> From ravi Wed Nov 15 20:11:44 1989
> .... while the uses of S&M's are bound to be dominated by the fact
> that they have state. ^^^^^^^^^^^^^^^^^^^^^^^^^^^^^^^
> [Nobody noticed. Too subtle, I guess]
I noticed. Found it quite distracting, in fact. But having nothing to
comment about, didn't have an opportunity to counter-pun. Until recently.
Have markm explain the derivation of "EscorTable".
Michael objected to the Scru/Mu/Immu hierarchy because of the
inability to directly give read-only access to a MuTable. A pointer
"p" of type "ScruTable *" which happens to point at a MuTable doesn't
do it, because it is considered unexceptional to say "CAST(MuTable,p)"
on such a pointer. We then realized that this is simply another kind

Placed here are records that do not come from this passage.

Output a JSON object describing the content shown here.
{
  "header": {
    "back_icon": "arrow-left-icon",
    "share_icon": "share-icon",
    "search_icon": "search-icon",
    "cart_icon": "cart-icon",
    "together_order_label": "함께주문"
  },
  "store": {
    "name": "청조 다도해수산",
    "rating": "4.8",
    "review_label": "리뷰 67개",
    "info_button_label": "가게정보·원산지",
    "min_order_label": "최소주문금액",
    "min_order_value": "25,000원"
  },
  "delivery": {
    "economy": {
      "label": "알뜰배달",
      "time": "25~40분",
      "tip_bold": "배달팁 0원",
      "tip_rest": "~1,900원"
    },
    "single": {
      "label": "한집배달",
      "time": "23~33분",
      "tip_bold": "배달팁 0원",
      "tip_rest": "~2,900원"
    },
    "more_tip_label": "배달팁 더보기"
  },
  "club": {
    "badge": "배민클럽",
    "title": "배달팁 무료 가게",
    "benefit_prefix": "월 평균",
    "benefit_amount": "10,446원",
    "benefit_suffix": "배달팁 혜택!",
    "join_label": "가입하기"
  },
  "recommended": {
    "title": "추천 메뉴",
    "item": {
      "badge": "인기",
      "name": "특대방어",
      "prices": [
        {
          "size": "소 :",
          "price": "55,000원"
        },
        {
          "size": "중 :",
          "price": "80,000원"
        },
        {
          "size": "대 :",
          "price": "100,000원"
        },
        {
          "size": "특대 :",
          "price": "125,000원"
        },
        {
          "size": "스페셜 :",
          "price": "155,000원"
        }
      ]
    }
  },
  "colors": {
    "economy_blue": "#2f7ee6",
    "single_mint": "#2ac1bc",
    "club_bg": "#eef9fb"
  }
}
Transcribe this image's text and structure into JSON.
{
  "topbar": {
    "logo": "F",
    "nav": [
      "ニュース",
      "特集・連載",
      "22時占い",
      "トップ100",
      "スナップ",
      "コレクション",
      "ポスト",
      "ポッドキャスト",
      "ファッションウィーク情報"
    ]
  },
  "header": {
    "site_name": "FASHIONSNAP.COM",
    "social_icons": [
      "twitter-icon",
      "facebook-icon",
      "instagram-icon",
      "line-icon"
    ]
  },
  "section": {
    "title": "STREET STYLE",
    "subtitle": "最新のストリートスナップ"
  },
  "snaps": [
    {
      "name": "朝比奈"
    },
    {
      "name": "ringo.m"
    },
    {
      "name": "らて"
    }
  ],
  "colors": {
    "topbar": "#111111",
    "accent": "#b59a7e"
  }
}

of Table-view, and that the various Table-views are generally private
subclasses of ScruTable (i.e., clients can ask that they be created
with, e.g., a pseudo-constructor, but not see the class declaration).
(In fact, it is sort of the identity Table-view.) Nevertheless, we
wished to give this particular class a name.
We realized that this class was a Scru-only table. Michael suggested
we name it "MassageTable", but then we realized the ambiguity--you can
massage tables that you can change. Besides, MassageTables aren't
Scru-only. In addition to scruing, you can also get massaged. Hence